Overall, it can be concluded that the model relatively successfully reproduces the drainage patterns observed in the real process. Because the model is fast, it is possible to study a multitude of both quasi-stationary and dynamic cases of interest. The operating point of the hearth was found to be robust, so the dynamic response to short disturbances usually brought the hearth back to its original state in five taps. This indicates that the important features of the fluid mechanics have been captured relatively well. The model has been able to explain why taps in the reference furnace often show no slag delay (i.e., both liquids start flowing simultaneously) and why negative slag delays are clearly more frequent than positive ones (the latter ones usually being the result of longer inter-cast periods). The model also explains why taps that start with slow iron flow only (clearly below the production rate) may still drain slag after a few minutes, even though the iron level rises: the pressure loss in the iron flow in front of the taphole is sufficient to bend the iron-slag interface down to let out also slag. It has also been demonstrated that the slow initial outflow of iron in taps that start with slag is a result of two factors associated with a low iron level: the narrow path through which iron has to flow (cf. Figure 2) increases the velocity and therefore the pressure loss, and the head difference (i.e., \( - g\rho_{\text{ir}} z_{\text{ir}} \) in Eq. [4]), which decreases the driving pressure difference imposing the flow. Furthermore, it has been demonstrated that the conditions at the entrance of the taphole can explain why asymmetry arises in the draining of slag from two alternating tapholes, without the occurrence of impermeable zones in the more central parts of the dead man.

Naturally, some challenges still remain to be tackled in the model. One is that there is a number of model parameters that have simply been given “suitable” values without a solid theoretical or practical justification.
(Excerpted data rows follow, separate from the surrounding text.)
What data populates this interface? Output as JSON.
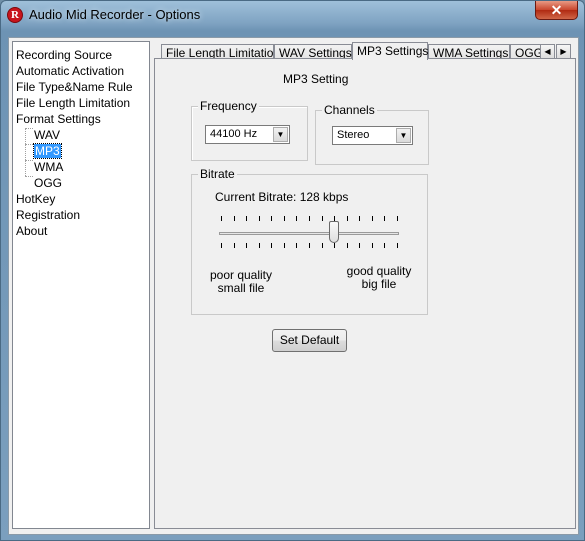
{
  "window": {
    "title": "Audio Mid Recorder - Options",
    "icon": "app-logo-icon",
    "icon_letter": "R",
    "close_glyph": "✕"
  },
  "tree": {
    "items": [
      {
        "label": "Recording Source"
      },
      {
        "label": "Automatic Activation"
      },
      {
        "label": "File Type&Name Rule"
      },
      {
        "label": "File Length Limitation"
      },
      {
        "label": "Format Settings"
      },
      {
        "label": "WAV"
      },
      {
        "label": "MP3"
      },
      {
        "label": "WMA"
      },
      {
        "label": "OGG"
      },
      {
        "label": "HotKey"
      },
      {
        "label": "Registration"
      },
      {
        "label": "About"
      }
    ],
    "selected": "MP3"
  },
  "tabs": {
    "items": [
      {
        "label": "File Length Limitation"
      },
      {
        "label": "WAV Settings"
      },
      {
        "label": "MP3 Settings"
      },
      {
        "label": "WMA Settings"
      },
      {
        "label": "OGG S"
      }
    ],
    "active": "MP3 Settings",
    "scroll_left": "◀",
    "scroll_right": "▶"
  },
  "mp3": {
    "heading": "MP3 Setting",
    "frequency": {
      "label": "Frequency",
      "value": "44100 Hz"
    },
    "channels": {
      "label": "Channels",
      "value": "Stereo"
    },
    "bitrate": {
      "label": "Bitrate",
      "current": "Current Bitrate: 128 kbps",
      "slider_fraction": 0.64,
      "tick_count": 15,
      "low_caption": [
        "poor quality",
        "small file"
      ],
      "high_caption": [
        "good quality",
        "big file"
      ]
    },
    "set_default_label": "Set Default"
  },
  "combo_arrow": "▼"
}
In experimenting with the parameters, it was found that similar drainage patterns could be obtained for different combinations of the model parameter values. Thus, another set of parameter values than those used in the present work may be more appropriate. A complication in the verification of the model is the large variations in the drainage observed in the real process. Obviously, many stochastic matters influence the outflows. For instance, viscous fingering[35] is known to play a role in the final phases of slag drainage, and may make taps much shorter than expected based on the overall liquid levels. Another problem is that the outflows rates of iron and slag are not available in many plants, and where available, at least the slag measurement is inaccurate and difficult to calibrate. Likewise, the liquid levels cannot be measured directly, and indirect techniques, such as emf and strain gauges,[36] are susceptible to noise and drift, which makes it hard to verify the model’s results.
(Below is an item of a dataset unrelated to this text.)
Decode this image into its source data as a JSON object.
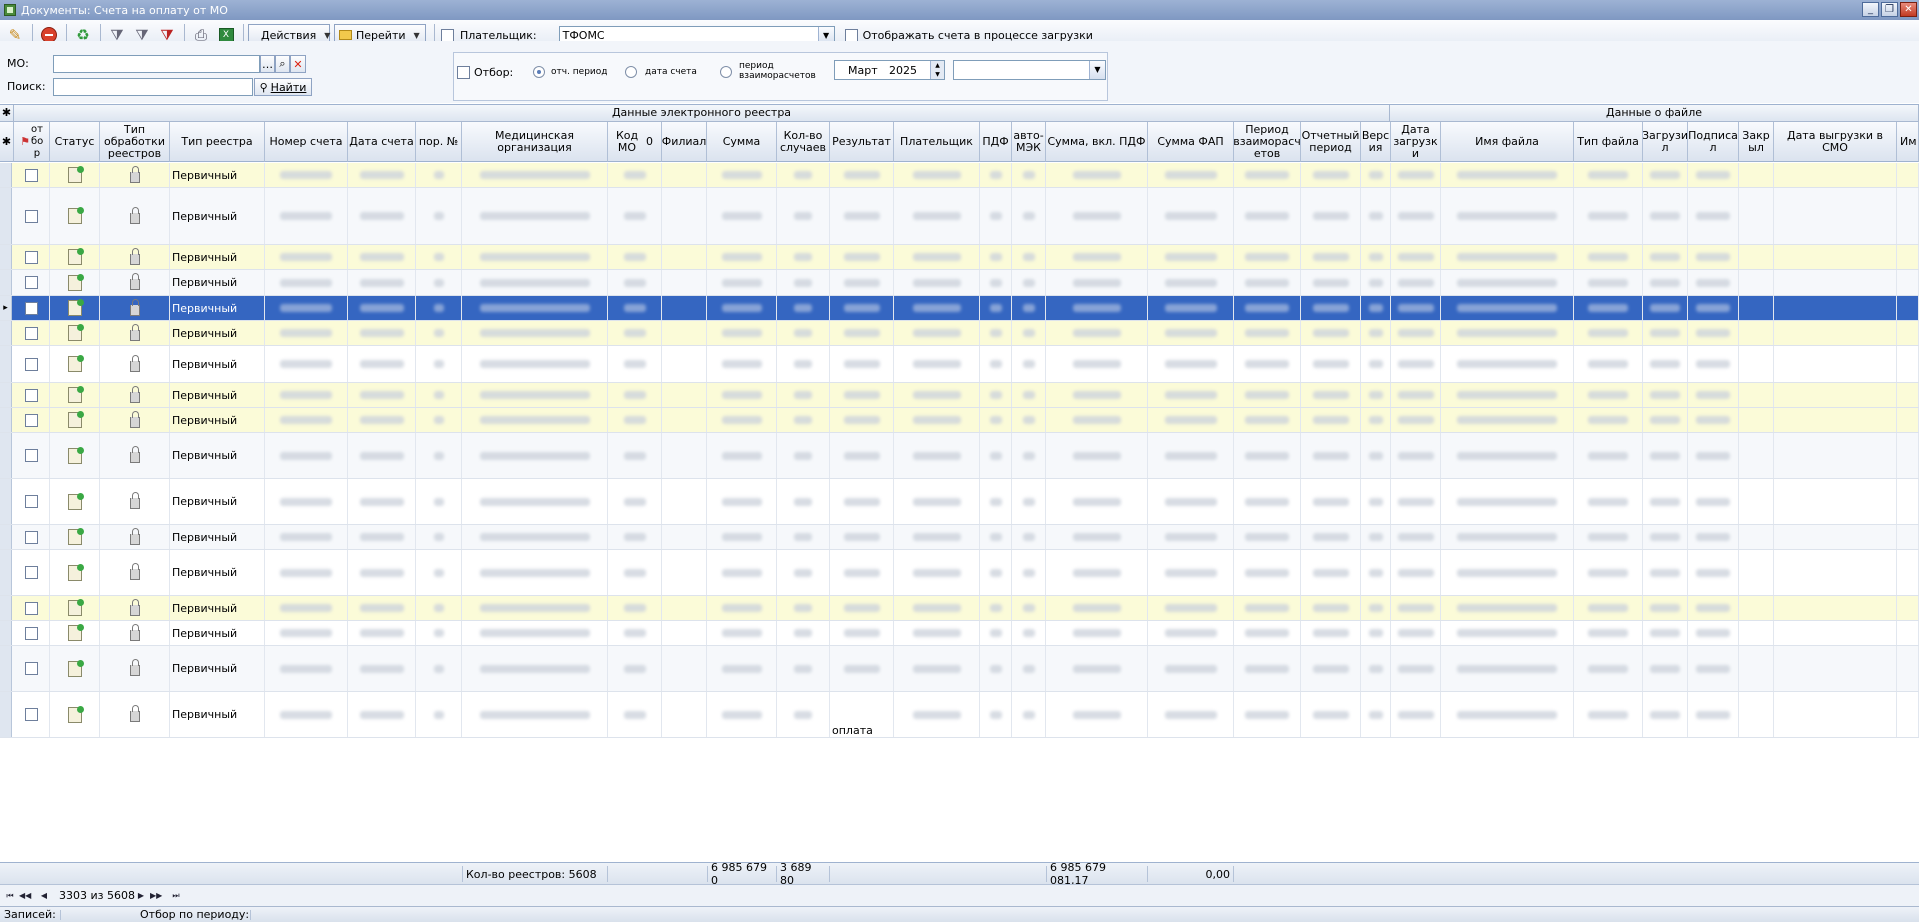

The general findings and the drawbacks noted above indicate some directions for future work. The mismatch between the observed and simulated outflows that occurred in certain situations could be addressed by revising the formulation of the pressure-loss equations, and particularly those concerning the entrance loss. Since the drainage patterns in the reference furnace were sometimes found to show gradual changes,[22,34] it would be natural to develop the model to automatically adapt to the observed drainage patterns and in this way provide a physical on-line explanation of the hearth state. Another interesting application of the model is to use it for finding ways to balance the outflows if asymmetric taps occur. In furnaces with a high sump depth, the model could also be extended to consider a possible floating of the dead man by a simple revision of the liquid-level equations.[10,12] Finally, if the model is applied to furnaces using overlapping taps, the logical conditions concerning the shifts between the number of phases being drained should be revised.